┌────────

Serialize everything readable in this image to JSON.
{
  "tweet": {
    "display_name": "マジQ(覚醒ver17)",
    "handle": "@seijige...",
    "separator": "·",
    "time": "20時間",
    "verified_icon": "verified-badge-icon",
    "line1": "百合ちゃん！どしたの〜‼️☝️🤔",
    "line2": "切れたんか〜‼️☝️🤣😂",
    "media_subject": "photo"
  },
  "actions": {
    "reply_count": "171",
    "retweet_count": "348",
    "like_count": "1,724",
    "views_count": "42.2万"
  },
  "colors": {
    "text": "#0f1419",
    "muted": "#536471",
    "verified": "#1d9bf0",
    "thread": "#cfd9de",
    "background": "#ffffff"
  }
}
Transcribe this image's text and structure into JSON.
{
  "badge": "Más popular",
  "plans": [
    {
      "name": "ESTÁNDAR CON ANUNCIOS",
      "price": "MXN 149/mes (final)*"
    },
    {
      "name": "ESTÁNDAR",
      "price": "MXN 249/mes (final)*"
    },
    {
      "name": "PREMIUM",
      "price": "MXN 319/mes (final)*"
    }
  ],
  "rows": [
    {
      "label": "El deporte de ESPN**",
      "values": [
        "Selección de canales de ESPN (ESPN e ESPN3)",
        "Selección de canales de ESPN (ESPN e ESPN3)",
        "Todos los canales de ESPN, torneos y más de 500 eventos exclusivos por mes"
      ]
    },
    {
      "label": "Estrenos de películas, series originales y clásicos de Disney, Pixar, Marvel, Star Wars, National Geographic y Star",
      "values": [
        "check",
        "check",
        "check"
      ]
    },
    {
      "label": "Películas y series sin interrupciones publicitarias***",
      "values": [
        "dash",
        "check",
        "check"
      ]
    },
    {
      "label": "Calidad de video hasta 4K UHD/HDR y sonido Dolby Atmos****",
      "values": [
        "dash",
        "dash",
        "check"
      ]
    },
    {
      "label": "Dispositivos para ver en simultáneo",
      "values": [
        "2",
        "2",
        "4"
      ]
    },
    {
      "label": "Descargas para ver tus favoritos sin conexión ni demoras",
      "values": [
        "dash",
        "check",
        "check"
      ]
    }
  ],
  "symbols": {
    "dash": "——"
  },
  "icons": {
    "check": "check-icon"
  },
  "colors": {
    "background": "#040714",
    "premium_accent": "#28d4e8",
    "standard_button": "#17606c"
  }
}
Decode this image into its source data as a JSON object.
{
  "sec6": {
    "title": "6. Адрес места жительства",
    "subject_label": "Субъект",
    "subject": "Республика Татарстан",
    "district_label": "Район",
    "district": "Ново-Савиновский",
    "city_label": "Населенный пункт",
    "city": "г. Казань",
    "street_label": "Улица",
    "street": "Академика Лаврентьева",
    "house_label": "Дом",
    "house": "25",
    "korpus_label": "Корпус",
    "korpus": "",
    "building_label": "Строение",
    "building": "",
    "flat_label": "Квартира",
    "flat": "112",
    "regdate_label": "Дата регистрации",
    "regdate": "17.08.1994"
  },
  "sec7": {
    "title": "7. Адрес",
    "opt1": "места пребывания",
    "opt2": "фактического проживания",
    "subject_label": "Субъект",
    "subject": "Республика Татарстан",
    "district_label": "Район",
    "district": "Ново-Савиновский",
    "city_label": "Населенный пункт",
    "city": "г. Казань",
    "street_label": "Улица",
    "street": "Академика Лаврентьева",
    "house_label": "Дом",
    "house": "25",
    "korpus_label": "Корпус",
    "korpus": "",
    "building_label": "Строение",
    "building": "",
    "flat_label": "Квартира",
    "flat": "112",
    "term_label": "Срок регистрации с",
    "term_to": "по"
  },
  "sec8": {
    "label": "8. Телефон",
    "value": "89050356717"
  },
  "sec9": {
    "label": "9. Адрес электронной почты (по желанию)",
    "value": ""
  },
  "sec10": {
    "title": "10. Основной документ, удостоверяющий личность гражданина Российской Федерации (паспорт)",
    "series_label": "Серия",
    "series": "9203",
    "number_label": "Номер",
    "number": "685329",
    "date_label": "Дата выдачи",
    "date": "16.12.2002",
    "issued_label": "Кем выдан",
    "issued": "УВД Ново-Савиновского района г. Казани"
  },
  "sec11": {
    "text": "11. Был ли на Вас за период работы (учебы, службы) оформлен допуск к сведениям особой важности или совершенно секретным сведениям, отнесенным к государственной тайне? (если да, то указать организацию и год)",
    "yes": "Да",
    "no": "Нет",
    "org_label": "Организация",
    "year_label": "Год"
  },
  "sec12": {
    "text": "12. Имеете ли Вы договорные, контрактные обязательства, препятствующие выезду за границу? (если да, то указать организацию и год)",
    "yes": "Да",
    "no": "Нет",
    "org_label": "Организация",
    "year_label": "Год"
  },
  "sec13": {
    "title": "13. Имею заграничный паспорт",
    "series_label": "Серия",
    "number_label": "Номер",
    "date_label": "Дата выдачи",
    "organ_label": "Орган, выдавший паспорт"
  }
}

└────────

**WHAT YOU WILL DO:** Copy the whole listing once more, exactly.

**ANSWER SECTION:**
Serialize everything readable in this image to JSON.
{
  "tweet": {
    "display_name": "マジQ(覚醒ver17)",
    "handle": "@seijige...",
    "separator": "·",
    "time": "20時間",
    "verified_icon": "verified-badge-icon",
    "line1": "百合ちゃん！どしたの〜‼️☝️🤔",
    "line2": "切れたんか〜‼️☝️🤣😂",
    "media_subject": "photo"
  },
  "actions": {
    "reply_count": "171",
    "retweet_count": "348",
    "like_count": "1,724",
    "views_count": "42.2万"
  },
  "colors": {
    "text": "#0f1419",
    "muted": "#536471",
    "verified": "#1d9bf0",
    "thread": "#cfd9de",
    "background": "#ffffff"
  }
}
Transcribe this image's text and structure into JSON.
{
  "badge": "Más popular",
  "plans": [
    {
      "name": "ESTÁNDAR CON ANUNCIOS",
      "price": "MXN 149/mes (final)*"
    },
    {
      "name": "ESTÁNDAR",
      "price": "MXN 249/mes (final)*"
    },
    {
      "name": "PREMIUM",
      "price": "MXN 319/mes (final)*"
    }
  ],
  "rows": [
    {
      "label": "El deporte de ESPN**",
      "values": [
        "Selección de canales de ESPN (ESPN e ESPN3)",
        "Selección de canales de ESPN (ESPN e ESPN3)",
        "Todos los canales de ESPN, torneos y más de 500 eventos exclusivos por mes"
      ]
    },
    {
      "label": "Estrenos de películas, series originales y clásicos de Disney, Pixar, Marvel, Star Wars, National Geographic y Star",
      "values": [
        "check",
        "check",
        "check"
      ]
    },
    {
      "label": "Películas y series sin interrupciones publicitarias***",
      "values": [
        "dash",
        "check",
        "check"
      ]
    },
    {
      "label": "Calidad de video hasta 4K UHD/HDR y sonido Dolby Atmos****",
      "values": [
        "dash",
        "dash",
        "check"
      ]
    },
    {
      "label": "Dispositivos para ver en simultáneo",
      "values": [
        "2",
        "2",
        "4"
      ]
    },
    {
      "label": "Descargas para ver tus favoritos sin conexión ni demoras",
      "values": [
        "dash",
        "check",
        "check"
      ]
    }
  ],
  "symbols": {
    "dash": "——"
  },
  "icons": {
    "check": "check-icon"
  },
  "colors": {
    "background": "#040714",
    "premium_accent": "#28d4e8",
    "standard_button": "#17606c"
  }
}
Decode this image into its source data as a JSON object.
{
  "sec6": {
    "title": "6. Адрес места жительства",
    "subject_label": "Субъект",
    "subject": "Республика Татарстан",
    "district_label": "Район",
    "district": "Ново-Савиновский",
    "city_label": "Населенный пункт",
    "city": "г. Казань",
    "street_label": "Улица",
    "street": "Академика Лаврентьева",
    "house_label": "Дом",
    "house": "25",
    "korpus_label": "Корпус",
    "korpus": "",
    "building_label": "Строение",
    "building": "",
    "flat_label": "Квартира",
    "flat": "112",
    "regdate_label": "Дата регистрации",
    "regdate": "17.08.1994"
  },
  "sec7": {
    "title": "7. Адрес",
    "opt1": "места пребывания",
    "opt2": "фактического проживания",
    "subject_label": "Субъект",
    "subject": "Республика Татарстан",
    "district_label": "Район",
    "district": "Ново-Савиновский",
    "city_label": "Населенный пункт",
    "city": "г. Казань",
    "street_label": "Улица",
    "street": "Академика Лаврентьева",
    "house_label": "Дом",
    "house": "25",
    "korpus_label": "Корпус",
    "korpus": "",
    "building_label": "Строение",
    "building": "",
    "flat_label": "Квартира",
    "flat": "112",
    "term_label": "Срок регистрации с",
    "term_to": "по"
  },
  "sec8": {
    "label": "8. Телефон",
    "value": "89050356717"
  },
  "sec9": {
    "label": "9. Адрес электронной почты (по желанию)",
    "value": ""
  },
  "sec10": {
    "title": "10. Основной документ, удостоверяющий личность гражданина Российской Федерации (паспорт)",
    "series_label": "Серия",
    "series": "9203",
    "number_label": "Номер",
    "number": "685329",
    "date_label": "Дата выдачи",
    "date": "16.12.2002",
    "issued_label": "Кем выдан",
    "issued": "УВД Ново-Савиновского района г. Казани"
  },
  "sec11": {
    "text": "11. Был ли на Вас за период работы (учебы, службы) оформлен допуск к сведениям особой важности или совершенно секретным сведениям, отнесенным к государственной тайне? (если да, то указать организацию и год)",
    "yes": "Да",
    "no": "Нет",
    "org_label": "Организация",
    "year_label": "Год"
  },
  "sec12": {
    "text": "12. Имеете ли Вы договорные, контрактные обязательства, препятствующие выезду за границу? (если да, то указать организацию и год)",
    "yes": "Да",
    "no": "Нет",
    "org_label": "Организация",
    "year_label": "Год"
  },
  "sec13": {
    "title": "13. Имею заграничный паспорт",
    "series_label": "Серия",
    "number_label": "Номер",
    "date_label": "Дата выдачи",
    "organ_label": "Орган, выдавший паспорт"
  }
}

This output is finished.